**Activity:** Find each line below where the word "icon" occurs, and copy it.

**Data for this exercise:**
((
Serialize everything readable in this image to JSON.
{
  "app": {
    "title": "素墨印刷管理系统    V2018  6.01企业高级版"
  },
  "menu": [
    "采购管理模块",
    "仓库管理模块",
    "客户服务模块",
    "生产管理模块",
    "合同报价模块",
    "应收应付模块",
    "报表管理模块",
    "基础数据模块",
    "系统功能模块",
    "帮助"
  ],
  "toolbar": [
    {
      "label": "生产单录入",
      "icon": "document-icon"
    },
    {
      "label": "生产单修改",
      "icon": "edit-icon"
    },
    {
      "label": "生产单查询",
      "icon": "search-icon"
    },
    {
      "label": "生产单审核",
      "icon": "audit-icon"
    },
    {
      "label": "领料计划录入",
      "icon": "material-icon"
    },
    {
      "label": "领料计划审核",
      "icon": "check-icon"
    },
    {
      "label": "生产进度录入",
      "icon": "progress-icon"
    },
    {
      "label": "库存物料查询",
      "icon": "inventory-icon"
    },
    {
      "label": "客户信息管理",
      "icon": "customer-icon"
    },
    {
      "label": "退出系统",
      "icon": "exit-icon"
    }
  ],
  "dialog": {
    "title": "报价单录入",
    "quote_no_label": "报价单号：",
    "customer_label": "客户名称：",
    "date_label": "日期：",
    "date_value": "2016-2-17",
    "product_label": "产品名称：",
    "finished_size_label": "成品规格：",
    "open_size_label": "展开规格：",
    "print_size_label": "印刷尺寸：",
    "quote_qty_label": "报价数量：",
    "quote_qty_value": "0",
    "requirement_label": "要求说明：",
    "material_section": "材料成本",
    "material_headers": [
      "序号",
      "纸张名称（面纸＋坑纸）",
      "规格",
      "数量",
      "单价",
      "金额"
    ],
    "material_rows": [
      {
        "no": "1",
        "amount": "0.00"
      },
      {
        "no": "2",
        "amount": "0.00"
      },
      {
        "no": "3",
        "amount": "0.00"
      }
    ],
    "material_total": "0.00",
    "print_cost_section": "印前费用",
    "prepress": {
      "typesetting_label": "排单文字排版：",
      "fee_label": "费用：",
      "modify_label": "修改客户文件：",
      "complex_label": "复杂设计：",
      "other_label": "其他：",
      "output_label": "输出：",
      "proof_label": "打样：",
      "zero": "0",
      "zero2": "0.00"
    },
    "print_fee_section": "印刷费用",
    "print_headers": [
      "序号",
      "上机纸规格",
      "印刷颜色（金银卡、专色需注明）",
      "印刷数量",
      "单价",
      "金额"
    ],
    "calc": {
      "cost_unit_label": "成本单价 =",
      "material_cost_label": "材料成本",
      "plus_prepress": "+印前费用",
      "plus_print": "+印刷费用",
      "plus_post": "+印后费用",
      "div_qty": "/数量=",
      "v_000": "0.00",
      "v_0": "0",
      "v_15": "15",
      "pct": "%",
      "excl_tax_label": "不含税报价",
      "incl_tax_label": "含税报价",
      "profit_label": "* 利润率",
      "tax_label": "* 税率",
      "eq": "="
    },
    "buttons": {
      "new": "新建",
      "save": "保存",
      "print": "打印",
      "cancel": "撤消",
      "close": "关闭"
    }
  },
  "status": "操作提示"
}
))
**Exercise answer:**
      "icon": "document-icon"
      "icon": "edit-icon"
      "icon": "search-icon"
      "icon": "audit-icon"
      "icon": "material-icon"
      "icon": "check-icon"
      "icon": "progress-icon"
      "icon": "inventory-icon"
      "icon": "customer-icon"
      "icon": "exit-icon"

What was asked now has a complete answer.